  6. Search for a base system ● Systems studied: Node-RED, Internet of Things Work-bench (IBM), Spacebrew, TASTE, Caméléon, Vorto, ANKHOR FlowSheet, Orcc ● Models studied: data-flow, component-based ● Orcc ( was selected: – It is completely open-source under the BSD license. – Its compiler backends are able to generate code for a wide variety of targets from FPGAs to relatively high-end runtimes like Java. – Orcc does not enforce any mandatory runtime unlike systems like Node-RED enforces web runtime. 2 . – It is based on the Eclipse platform that makes it highly extensible. – Its data formats have been standardised (ISO/IEC, 2012). This standard describes the dataflow network’s representation in XML format that Orcc implements.
  7. Orcc Environment Typical CAL working environment Package Explorer: Orcc Projects XDF : Network Editor CAL source code editor Orcc Environment
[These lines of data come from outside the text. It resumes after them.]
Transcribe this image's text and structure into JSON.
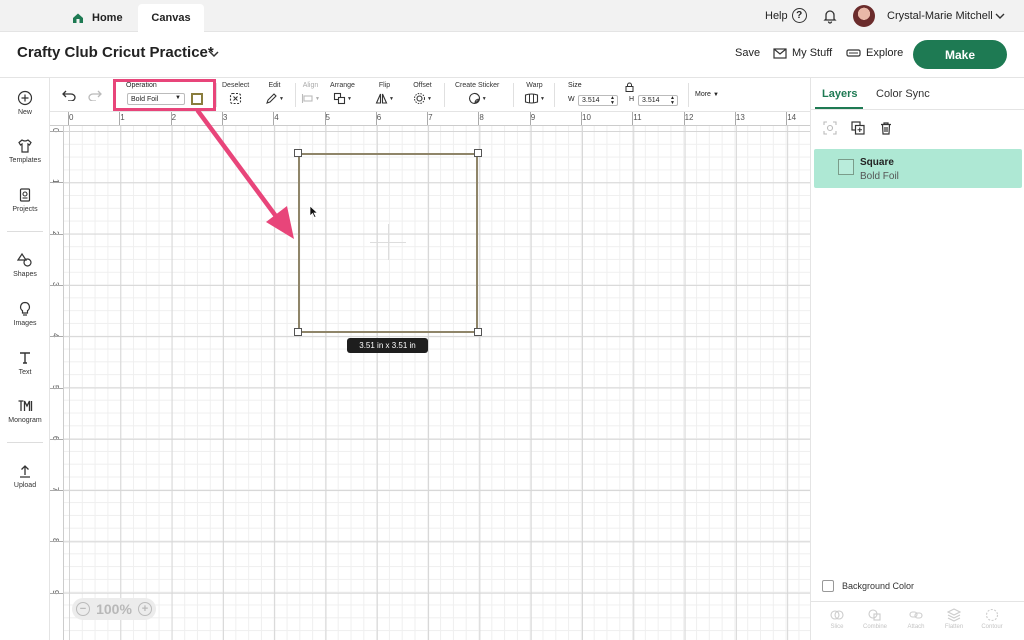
{
  "topbar": {
    "home_label": "Home",
    "canvas_label": "Canvas",
    "help_label": "Help",
    "user_name": "Crystal-Marie Mitchell"
  },
  "header": {
    "project_title": "Crafty Club Cricut Practice*",
    "save_label": "Save",
    "mystuff_label": "My Stuff",
    "explore_label": "Explore",
    "make_label": "Make"
  },
  "leftnav": {
    "items": [
      {
        "label": "New",
        "icon": "plus-circle-icon"
      },
      {
        "label": "Templates",
        "icon": "shirt-icon"
      },
      {
        "label": "Projects",
        "icon": "projects-icon"
      },
      {
        "label": "Shapes",
        "icon": "shapes-icon"
      },
      {
        "label": "Images",
        "icon": "lightbulb-icon"
      },
      {
        "label": "Text",
        "icon": "text-icon"
      },
      {
        "label": "Monogram",
        "icon": "monogram-icon"
      },
      {
        "label": "Upload",
        "icon": "upload-icon"
      }
    ]
  },
  "toolbar": {
    "operation_label": "Operation",
    "operation_value": "Bold Foil",
    "deselect_label": "Deselect",
    "edit_label": "Edit",
    "align_label": "Align",
    "arrange_label": "Arrange",
    "flip_label": "Flip",
    "offset_label": "Offset",
    "sticker_label": "Create Sticker",
    "warp_label": "Warp",
    "size_label": "Size",
    "w_label": "W",
    "w_value": "3.514",
    "h_label": "H",
    "h_value": "3.514",
    "more_label": "More"
  },
  "rulers": {
    "top": [
      "0",
      "1",
      "2",
      "3",
      "4",
      "5",
      "6",
      "7",
      "8",
      "9",
      "10",
      "11",
      "12",
      "13",
      "14"
    ],
    "left": [
      "0",
      "1",
      "2",
      "3",
      "4",
      "5",
      "6",
      "7",
      "8",
      "9"
    ]
  },
  "canvas": {
    "dimension_label": "3.51  in x 3.51  in",
    "zoom_label": "100%"
  },
  "rightpanel": {
    "tab_layers": "Layers",
    "tab_colorsync": "Color Sync",
    "layer_name": "Square",
    "layer_operation": "Bold Foil",
    "bg_color_label": "Background Color",
    "bottom_tools": [
      "Slice",
      "Combine",
      "Attach",
      "Flatten",
      "Contour"
    ]
  },
  "colors": {
    "accent": "#1e7a53",
    "highlight": "#e8457a",
    "selected_layer": "#aee8d4",
    "foil_gold": "#8a7d3d"
  }
}
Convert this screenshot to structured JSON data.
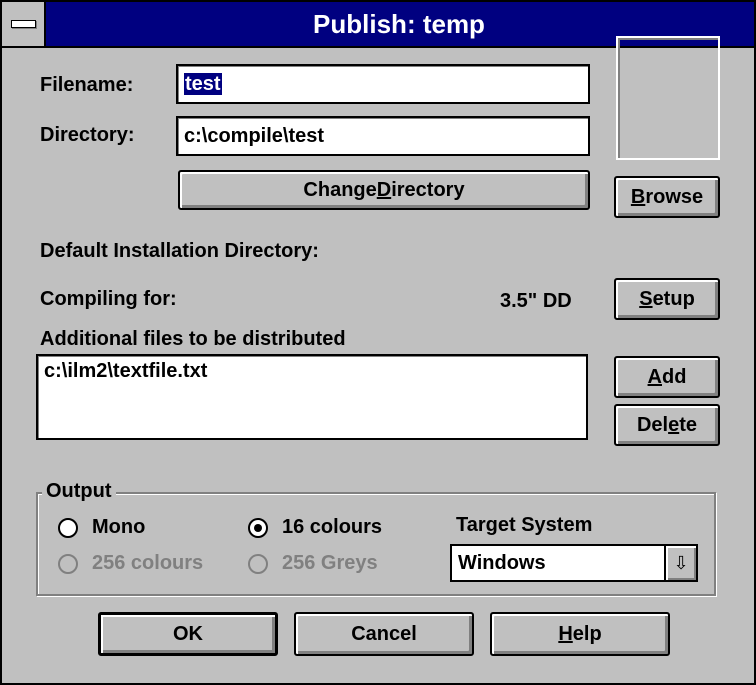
{
  "window": {
    "title": "Publish: temp"
  },
  "labels": {
    "filename": "Filename:",
    "directory": "Directory:",
    "default_install_dir": "Default Installation Directory:",
    "compiling_for": "Compiling for:",
    "compiling_value": "3.5\" DD",
    "additional_files": "Additional files to be distributed",
    "output_group": "Output",
    "target_system": "Target System"
  },
  "fields": {
    "filename_value": "test",
    "directory_value": "c:\\compile\\test"
  },
  "buttons": {
    "change_directory": {
      "pre": "Change ",
      "accel": "D",
      "post": "irectory"
    },
    "browse": {
      "pre": "",
      "accel": "B",
      "post": "rowse"
    },
    "setup": {
      "pre": "",
      "accel": "S",
      "post": "etup"
    },
    "add": {
      "pre": "",
      "accel": "A",
      "post": "dd"
    },
    "delete": {
      "pre": "Del",
      "accel": "e",
      "post": "te"
    },
    "ok": "OK",
    "cancel": "Cancel",
    "help": {
      "pre": "",
      "accel": "H",
      "post": "elp"
    }
  },
  "files_list": [
    "c:\\ilm2\\textfile.txt"
  ],
  "output": {
    "mono": "Mono",
    "colours16": "16 colours",
    "colours256": "256 colours",
    "greys256": "256 Greys",
    "selected": "16 colours"
  },
  "target_system": {
    "selected": "Windows"
  },
  "colors": {
    "titlebar": "#000080",
    "face": "#c0c0c0",
    "disabled": "#808080"
  }
}
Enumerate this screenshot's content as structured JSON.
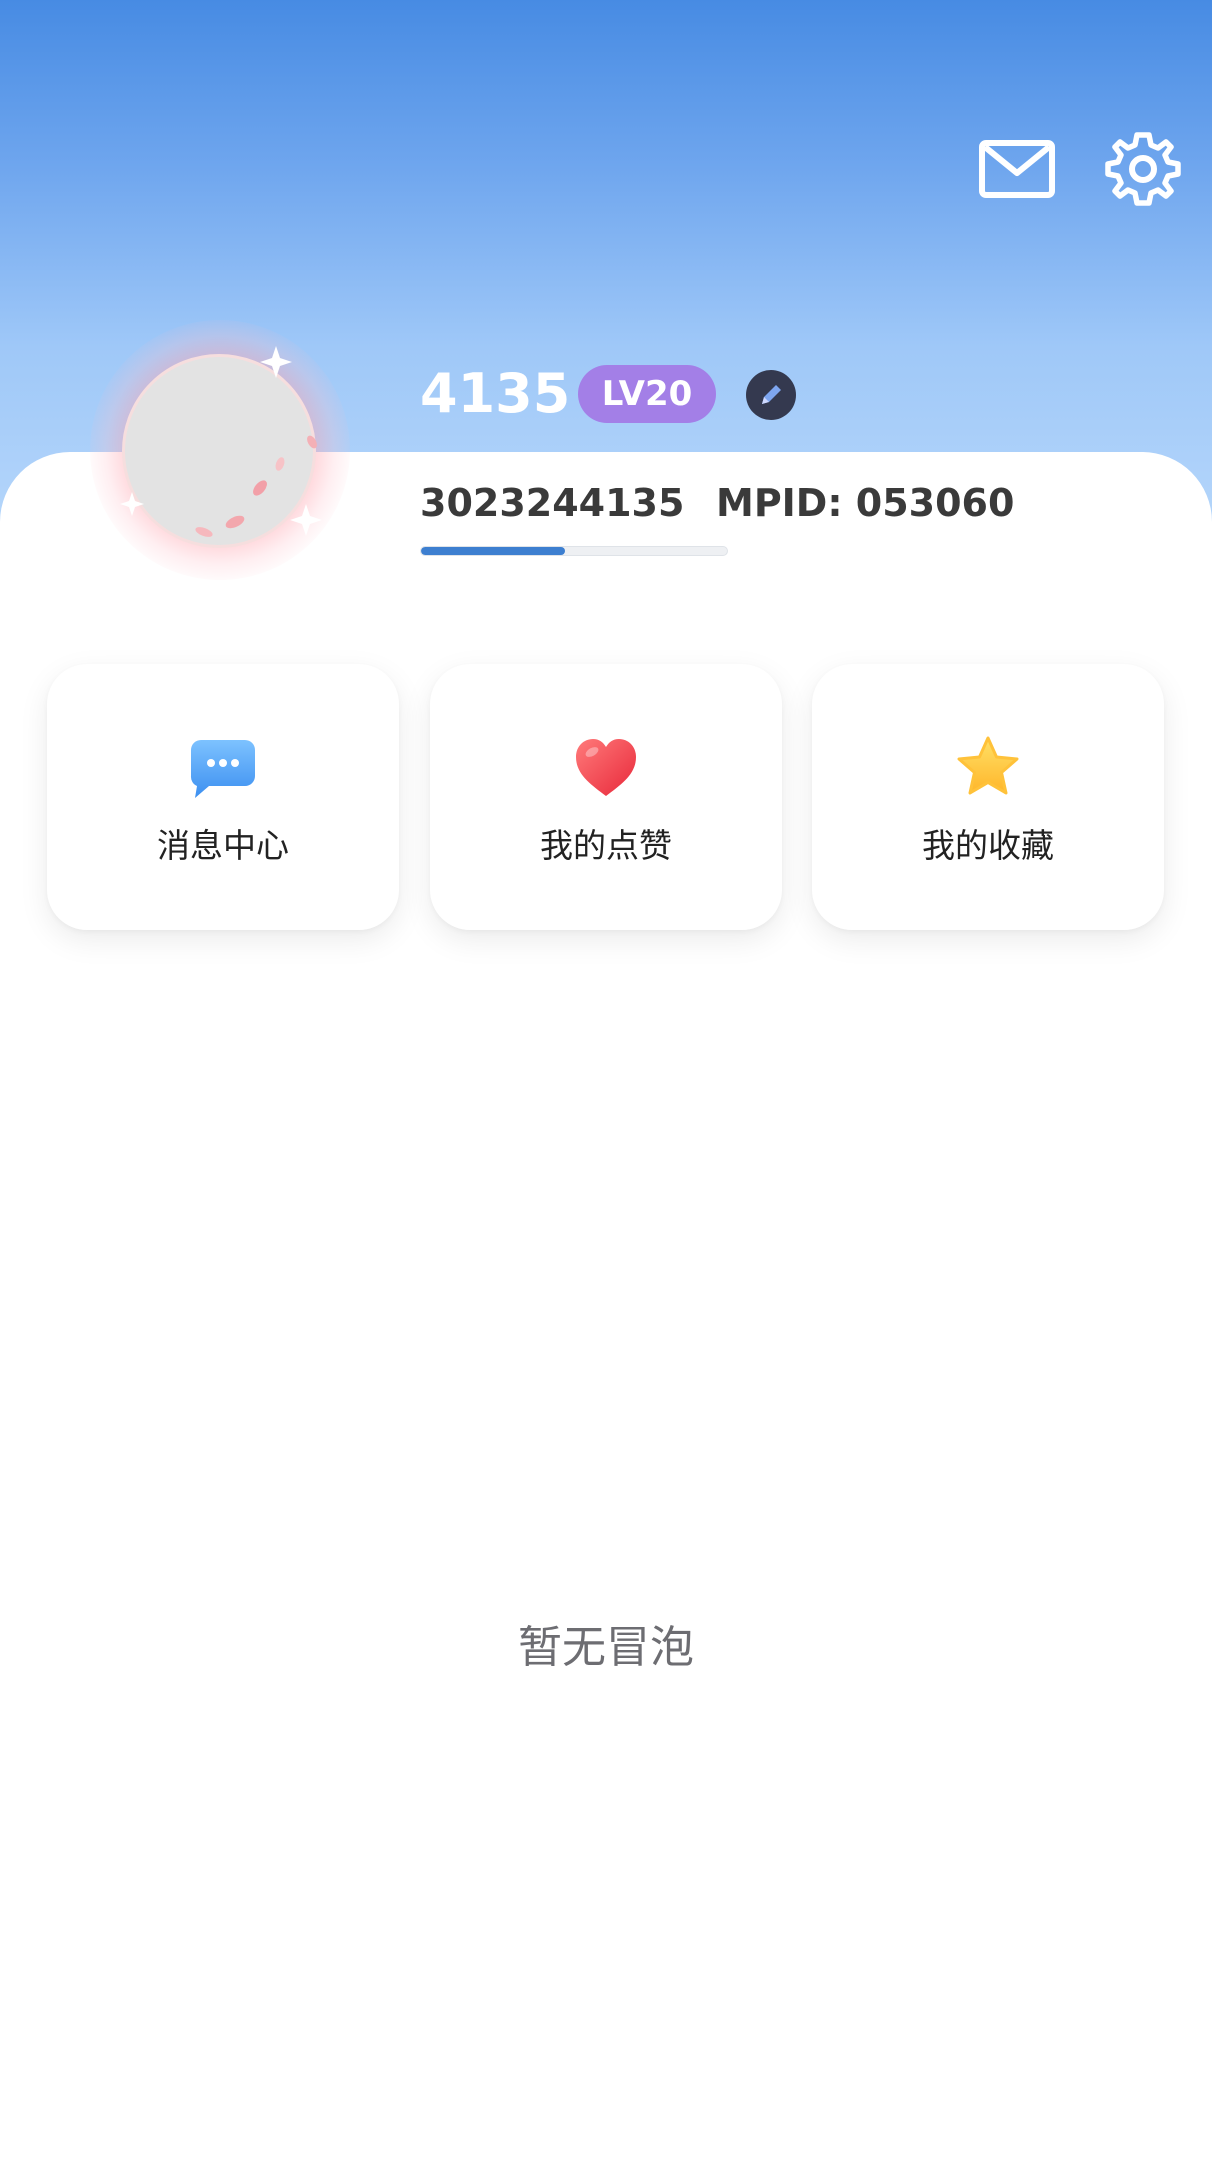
{
  "header": {
    "mail_icon": "mail-icon",
    "settings_icon": "gear-icon"
  },
  "profile": {
    "username": "4135",
    "level": "LV20",
    "user_id": "3023244135",
    "mpid": "MPID: 053060",
    "level_progress": 0.47,
    "edit_icon": "pencil-icon"
  },
  "quick_actions": [
    {
      "label": "消息中心",
      "icon": "chat-bubble-icon",
      "color": "#4a9ff5"
    },
    {
      "label": "我的点赞",
      "icon": "heart-icon",
      "color": "#f4454f"
    },
    {
      "label": "我的收藏",
      "icon": "star-icon",
      "color": "#ffc93a"
    }
  ],
  "empty_state": {
    "text": "暂无冒泡"
  },
  "colors": {
    "header_top": "#478be3",
    "header_bottom": "#b8d8fb",
    "level_badge": "#a37fe7",
    "progress": "#3d7fd0"
  }
}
  8. 1. consumption & production of tokens 2. state 3. multiple actions 4. guards 5. priorities Motivation & Introduction: CAL Dataflow – crash course actor Add () A, B ==> X:        action A:[a], B:[b] ==> X:[a+b] end end actor Merge() A, B ==> X:    action A:[a] ==> X:[a] end    action B:[b] ==> X:[b] end end actor Split() A ==> P, N:    action A:[a] ==> P:[a]     guard a >= 0 end    action A:[a] ==> N:[­a]    guard a < 0 end end actor Sum() A ==> X:    s := 0;        action A:[a] ==> X:[s]     do       s:= s + a;    end     end actor BiasedMerge() A, B ==> X:    CopyA:  action A:[a] ==> X:[a] end    CopyB:  action B:[b] ==> X:[b] end    priority CopyA > CopyB; end end actor FSM() A, B ==> X:    Pos:  action A:[a] ==> X:[a] end    Neg:  action B:[a] ==> X:[­a] end    schedule fsm s0: s0 (Pos) ­­> s1; s1 (Neg) ­­> s0;    end end 5. Finite State Machine Motivation & Introduction
  9. Orcc-IoT ● Gaps: – Orcc backend is homogeneous (all the code is generated by one code generator) – this does not satisfy the heterogeneity requirement – Code generators more suitable for IoT: ● Server-side Java (Spring flavour was selected) ● Plain Java (once supported by Orcc but removed since) ● Embedded C (supported by Orcc but does not generate communication code with the server) – Actor library (might be possible to realize with Eclipse features)
  10. Describing the heterogeneity
  11. Describing the heterogeneity (2)
  12. Subgraph creation - before
  13. Subgraph creation - after
  14. Current state of implementation ● Heterogeneous compiler implemented – Consumes the hardware description – Cuts the data-flow graph into pieces – Inserts ports – Invokes backends ● Spring-Java backend implemented – Generates server-side Java code (Spring flavour) – Integrates with Azure cloud (event queues, container generation, deploy scripts …) ● Plain Java backend reinserted – Generates code that talks to the server code generated by Spring-Java backend
  15. Architecture of the generated code Azure cloud Docker container image Docker container Websocket adapter Azure EventQueue #1 Azure EventQueue #2 Azure EventQueue #3 Code generated from the CAL network JVM Code generated from the CAL subnetwork Websocket connection Generated by plain Java backend Generated by Spring-Java backend
  16. ToDo ● Project ends at 30th of June, 2019 ● Till then: – C backend (part of Orcc) needs to be brought into the architecture – Actor library – Complete pilot project ● An entire real-world IoT project implemented with Orcc- IoT
  17. The day after ● The entire project will be open-source – Currently hosted on but as a private repository ● Ready to pass the baton to interested parties
  18. Demo at 22nd of February, morning session!